SUPPLIED DATA.
▶

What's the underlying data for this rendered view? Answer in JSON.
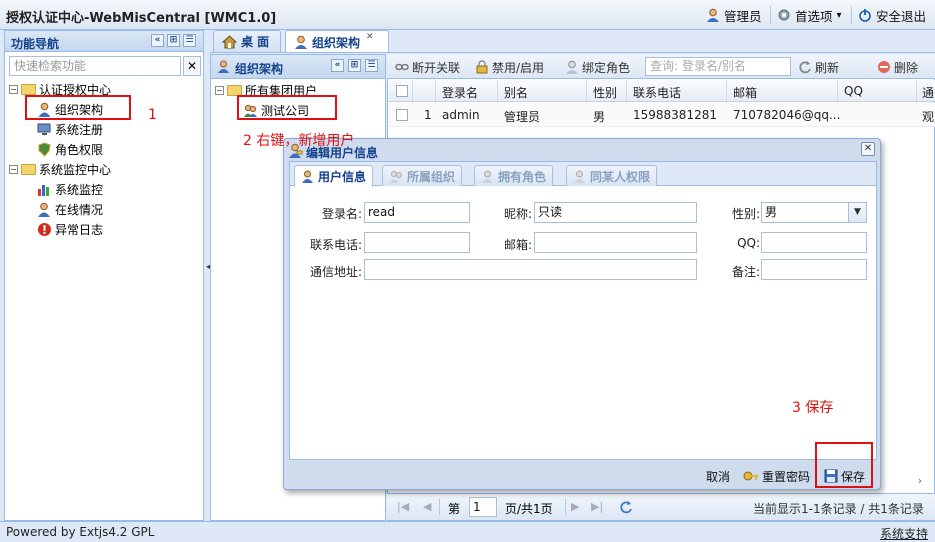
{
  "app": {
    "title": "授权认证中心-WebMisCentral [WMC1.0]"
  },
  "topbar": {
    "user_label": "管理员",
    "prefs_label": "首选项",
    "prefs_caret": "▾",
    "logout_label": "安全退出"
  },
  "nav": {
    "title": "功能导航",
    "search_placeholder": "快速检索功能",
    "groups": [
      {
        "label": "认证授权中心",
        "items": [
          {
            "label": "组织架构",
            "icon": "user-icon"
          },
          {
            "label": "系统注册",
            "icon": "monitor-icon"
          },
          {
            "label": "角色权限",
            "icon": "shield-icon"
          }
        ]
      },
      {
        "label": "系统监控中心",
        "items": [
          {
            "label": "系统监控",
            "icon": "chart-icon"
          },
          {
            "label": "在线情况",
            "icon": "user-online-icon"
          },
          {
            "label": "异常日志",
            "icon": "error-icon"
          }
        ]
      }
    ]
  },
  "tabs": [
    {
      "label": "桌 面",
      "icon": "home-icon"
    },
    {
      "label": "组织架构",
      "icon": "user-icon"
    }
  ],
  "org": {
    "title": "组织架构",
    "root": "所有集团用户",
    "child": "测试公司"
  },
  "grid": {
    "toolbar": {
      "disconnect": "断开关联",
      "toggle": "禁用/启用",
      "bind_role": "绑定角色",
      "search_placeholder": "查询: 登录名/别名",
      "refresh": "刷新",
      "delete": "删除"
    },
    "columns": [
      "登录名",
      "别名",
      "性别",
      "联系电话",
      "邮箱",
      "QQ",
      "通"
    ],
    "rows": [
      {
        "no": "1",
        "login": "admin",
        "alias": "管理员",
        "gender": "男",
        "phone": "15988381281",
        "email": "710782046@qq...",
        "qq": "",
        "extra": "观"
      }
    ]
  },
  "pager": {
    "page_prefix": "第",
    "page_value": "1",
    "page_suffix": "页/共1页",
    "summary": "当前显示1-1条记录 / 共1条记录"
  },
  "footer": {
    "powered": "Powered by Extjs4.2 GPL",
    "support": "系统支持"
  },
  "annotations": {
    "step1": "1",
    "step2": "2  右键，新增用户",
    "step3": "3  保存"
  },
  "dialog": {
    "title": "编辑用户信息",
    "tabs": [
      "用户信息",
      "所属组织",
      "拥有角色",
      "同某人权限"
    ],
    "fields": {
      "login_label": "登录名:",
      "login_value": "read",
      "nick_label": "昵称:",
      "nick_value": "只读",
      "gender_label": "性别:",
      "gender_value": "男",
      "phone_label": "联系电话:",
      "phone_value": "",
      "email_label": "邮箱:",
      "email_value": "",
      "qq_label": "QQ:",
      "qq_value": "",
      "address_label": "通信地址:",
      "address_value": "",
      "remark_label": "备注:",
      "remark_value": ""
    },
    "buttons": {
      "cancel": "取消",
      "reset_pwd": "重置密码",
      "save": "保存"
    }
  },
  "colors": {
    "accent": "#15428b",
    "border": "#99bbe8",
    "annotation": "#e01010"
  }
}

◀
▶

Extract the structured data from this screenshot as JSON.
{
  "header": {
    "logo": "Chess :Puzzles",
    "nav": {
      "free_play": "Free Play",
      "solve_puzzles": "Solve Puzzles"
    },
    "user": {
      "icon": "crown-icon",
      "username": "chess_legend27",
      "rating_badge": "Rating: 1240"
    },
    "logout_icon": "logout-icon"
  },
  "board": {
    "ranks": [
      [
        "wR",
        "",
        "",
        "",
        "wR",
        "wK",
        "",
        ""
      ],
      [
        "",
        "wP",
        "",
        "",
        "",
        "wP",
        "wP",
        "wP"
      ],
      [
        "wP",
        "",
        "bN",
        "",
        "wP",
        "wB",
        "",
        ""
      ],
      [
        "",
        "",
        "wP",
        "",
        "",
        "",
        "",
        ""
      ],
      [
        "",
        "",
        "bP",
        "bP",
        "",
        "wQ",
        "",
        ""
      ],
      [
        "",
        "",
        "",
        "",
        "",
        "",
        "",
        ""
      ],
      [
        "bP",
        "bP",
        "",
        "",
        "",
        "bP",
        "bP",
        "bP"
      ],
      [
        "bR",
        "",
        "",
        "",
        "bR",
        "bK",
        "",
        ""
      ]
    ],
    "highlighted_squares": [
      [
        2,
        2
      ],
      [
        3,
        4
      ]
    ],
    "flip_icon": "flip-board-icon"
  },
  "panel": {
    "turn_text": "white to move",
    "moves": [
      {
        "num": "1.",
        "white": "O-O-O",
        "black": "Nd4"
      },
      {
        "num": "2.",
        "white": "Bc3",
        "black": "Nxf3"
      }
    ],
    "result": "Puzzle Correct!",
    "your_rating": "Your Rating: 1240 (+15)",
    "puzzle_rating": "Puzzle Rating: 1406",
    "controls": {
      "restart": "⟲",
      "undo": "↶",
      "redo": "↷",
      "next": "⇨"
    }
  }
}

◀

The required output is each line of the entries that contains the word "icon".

            "icon": "user-icon"
            "icon": "monitor-icon"
            "icon": "shield-icon"
            "icon": "chart-icon"
            "icon": "user-online-icon"
            "icon": "error-icon"
      "icon": "home-icon"
      "icon": "user-icon"
      "icon": "crown-icon",
    "logout_icon": "logout-icon"
    "flip_icon": "flip-board-icon"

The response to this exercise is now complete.